Contact Us

Use the form on the right to contact us.

You can edit the text in this area, and change where the contact form on the right submits to, by entering edit mode using the modes on the bottom right. 

630 5th Ave, Suite 2000
New York, NY, 10111
United States

646-543-4860

Brindles, the All American pet boutique based in New York City features premium organic dog treats, toys, clothes, beds, and accessories all made in the USA. 

The Latest On The Dog Flu

Fifth + Bark a Blog for Pet Parents

Welcome to the Brindles Blog  Fifth + Bark.   Your source for all the latest information a modern pet parent needs to know.  

 

The Latest On The Dog Flu

Catie Grossane

 IG @husky_buddy

IG @husky_buddy

It is an epidemic, it’s not, however, something that people should panic about.
— Douglas Aspros, former president of the American Veterinary Medical Association

Nobody likes to see their best friend sick. Back in April we brought you the news that dog flu, which originated in Asia, had made it’s way to American soil. Since then the situation has changed a bit, and we’re glad to give you an update.
 

The Bad News
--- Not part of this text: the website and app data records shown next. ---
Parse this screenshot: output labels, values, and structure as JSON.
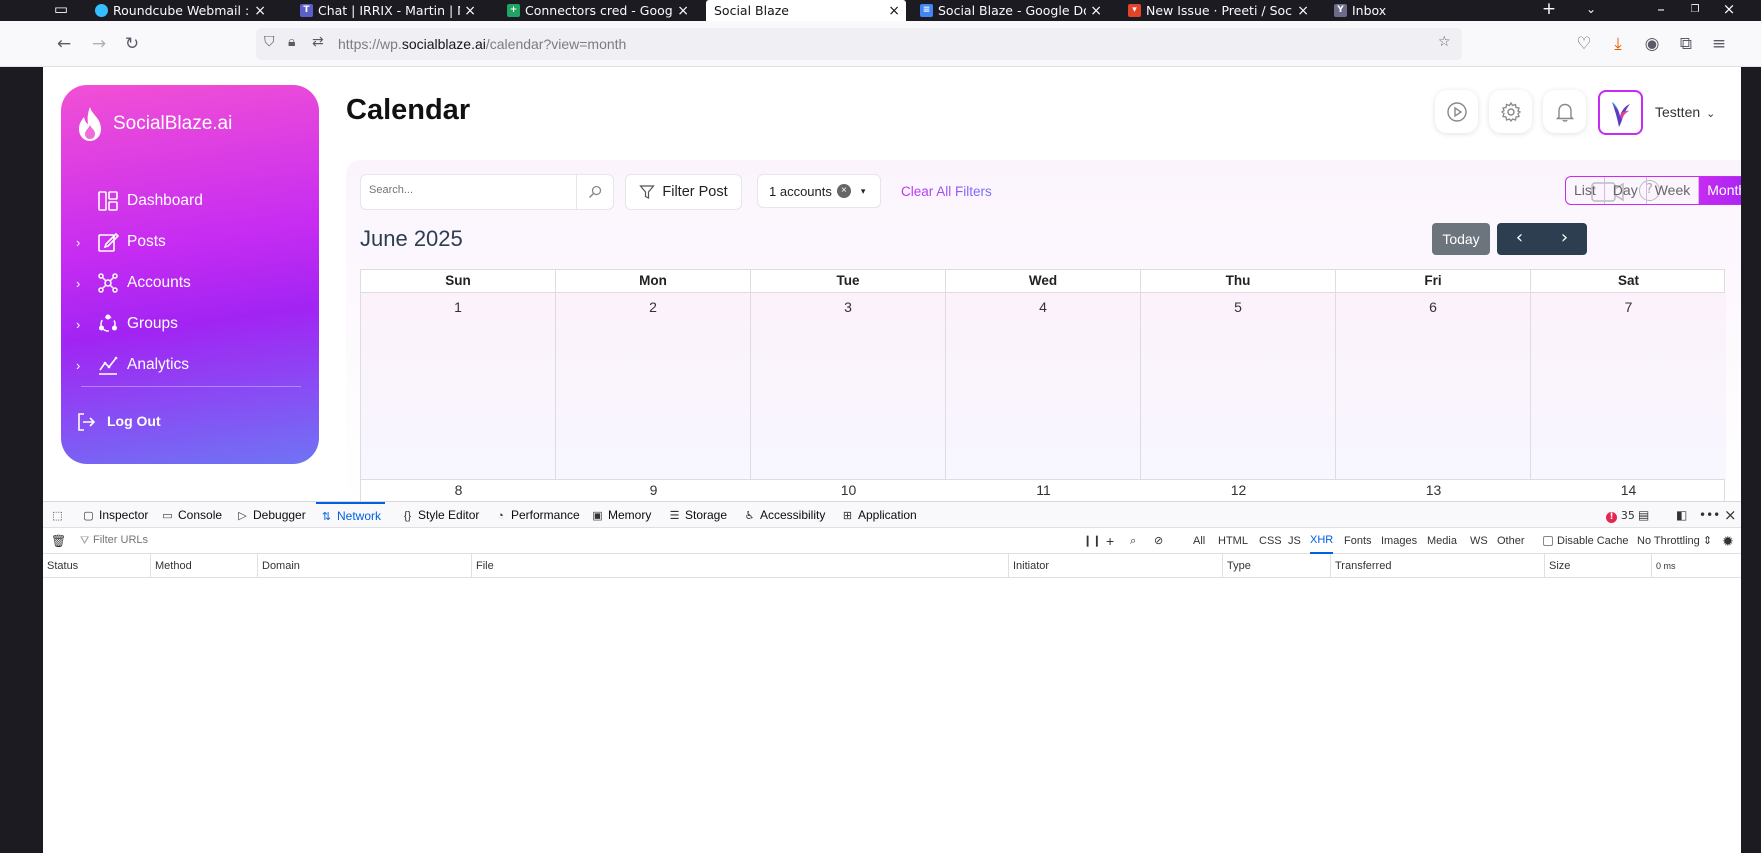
{
  "browser": {
    "tabs": [
      {
        "title": "Roundcube Webmail :: Inbox",
        "active": false
      },
      {
        "title": "Chat | IRRIX - Martin | Microsoft Teams",
        "active": false
      },
      {
        "title": "Connectors cred - Google Sheets",
        "active": false
      },
      {
        "title": "Social Blaze",
        "active": true
      },
      {
        "title": "Social Blaze - Google Docs",
        "active": false
      },
      {
        "title": "New Issue · Preeti / Social",
        "active": false
      },
      {
        "title": "Inbox",
        "active": false
      }
    ],
    "url_prefix": "https://wp.",
    "url_domain": "socialblaze.ai",
    "url_path": "/calendar?view=month"
  },
  "sidebar": {
    "logo": "SocialBlaze.ai",
    "items": [
      {
        "label": "Dashboard",
        "icon": "dashboard-icon",
        "expandable": false
      },
      {
        "label": "Posts",
        "icon": "edit-icon",
        "expandable": true
      },
      {
        "label": "Accounts",
        "icon": "network-icon",
        "expandable": true
      },
      {
        "label": "Groups",
        "icon": "groups-icon",
        "expandable": true
      },
      {
        "label": "Analytics",
        "icon": "chart-icon",
        "expandable": true
      }
    ],
    "logout": "Log Out"
  },
  "header": {
    "title": "Calendar",
    "user": "Testten"
  },
  "toolbar": {
    "search_placeholder": "Search...",
    "filter_label": "Filter Post",
    "accounts_label": "1 accounts",
    "clear_label": "Clear All Filters",
    "views": [
      "List",
      "Day",
      "Week",
      "Month"
    ],
    "active_view": "Month",
    "today_label": "Today"
  },
  "calendar": {
    "month_title": "June 2025",
    "days": [
      "Sun",
      "Mon",
      "Tue",
      "Wed",
      "Thu",
      "Fri",
      "Sat"
    ],
    "week1": [
      "1",
      "2",
      "3",
      "4",
      "5",
      "6",
      "7"
    ],
    "week2": [
      "8",
      "9",
      "10",
      "11",
      "12",
      "13",
      "14"
    ]
  },
  "devtools": {
    "tabs": [
      "Inspector",
      "Console",
      "Debugger",
      "Network",
      "Style Editor",
      "Performance",
      "Memory",
      "Storage",
      "Accessibility",
      "Application"
    ],
    "active_tab": "Network",
    "error_count": "35",
    "filter_placeholder": "Filter URLs",
    "type_filters": [
      "All",
      "HTML",
      "CSS",
      "JS",
      "XHR",
      "Fonts",
      "Images",
      "Media",
      "WS",
      "Other"
    ],
    "active_filter": "XHR",
    "disable_cache": "Disable Cache",
    "throttling": "No Throttling",
    "columns": [
      "Status",
      "Method",
      "Domain",
      "File",
      "Initiator",
      "Type",
      "Transferred",
      "Size",
      "0 ms"
    ]
  }
}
The Type A, H3N2 influenza was first reported in Chicago, where it then spread throughout the Midwest, but now it has reached most parts of the country. Unfortunately, the bug has sickened more than a thousand dogs and killed many. Still, Douglas Aspros, former president of the American Veterinary Medical Association says, “It is an epidemic, it’s not, however, something that people should panic about.”
 

The Good News


If you’re worried that your dog has the flu, your vet can now tell you for sure. Kansas State University veterinarians say there are a series of tests your vet can run to determine which type of dog flu is making your pup sick and determine if the virus is mutating.
 

A Reminder: What To Look For


The U.S. Centers for Disease Control and Prevention say signs of dog flu can include a cough, runny nose and fever, but that not all dogs show signs of illness. The severity of the illness can vary—some dogs have no signs, while others can develop a severe illness resulting in pneumonia and sometimes death. If you’re worried your dog might have the flu, you should most definitely give your vet a call.
 

How To Avoid It


There is a vaccine, but it won’t protect against all strains of the virus. Dr. Susan Nelson, a veterinarian says, “…the main thing is be vigilant about where you’re taking your dog, watch for signs. This is a disease we’re going to see most often from places where other dogs are, doggie daycares, dog parks, boarding facilities where lots of dogs are grouped together." Another thing to keep in mind: just because human flu season is over, doesn’t mean it’s over for dogs. It doesn’t work the same way for them, and they can get it any time of year.
 
We wish you and your dog a happy and healthy summer! Remember to play it safe and look for the signs your pup might be sick, but also to have a blast outdoors while the temperatures are so inviting.